* **DATA**:
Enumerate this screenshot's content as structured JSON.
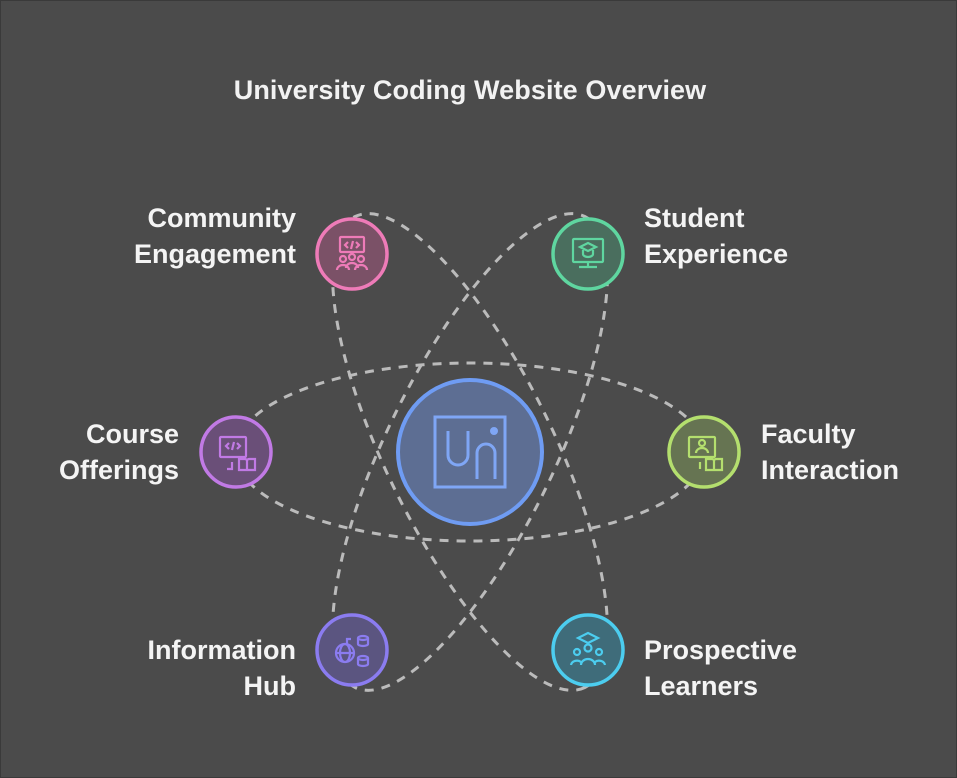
{
  "title": "University Coding Website Overview",
  "center": {
    "label": "UNi-icon",
    "color": "#6f9cf3"
  },
  "nodes": [
    {
      "id": "community",
      "lines": [
        "Community",
        "Engagement"
      ],
      "color": "#ee7bb8",
      "icon": "code-presentation-people-icon"
    },
    {
      "id": "student",
      "lines": [
        "Student",
        "Experience"
      ],
      "color": "#5fd6a0",
      "icon": "graduate-monitor-icon"
    },
    {
      "id": "course",
      "lines": [
        "Course",
        "Offerings"
      ],
      "color": "#c17ae5",
      "icon": "code-monitor-book-icon"
    },
    {
      "id": "faculty",
      "lines": [
        "Faculty",
        "Interaction"
      ],
      "color": "#b4df6e",
      "icon": "teacher-monitor-book-icon"
    },
    {
      "id": "info",
      "lines": [
        "Information",
        "Hub"
      ],
      "color": "#8b7cf0",
      "icon": "globe-database-icon"
    },
    {
      "id": "prospective",
      "lines": [
        "Prospective",
        "Learners"
      ],
      "color": "#4ccdef",
      "icon": "graduate-group-icon"
    }
  ]
}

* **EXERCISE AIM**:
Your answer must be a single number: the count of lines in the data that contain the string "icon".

* **ANSWER SECTION**:
7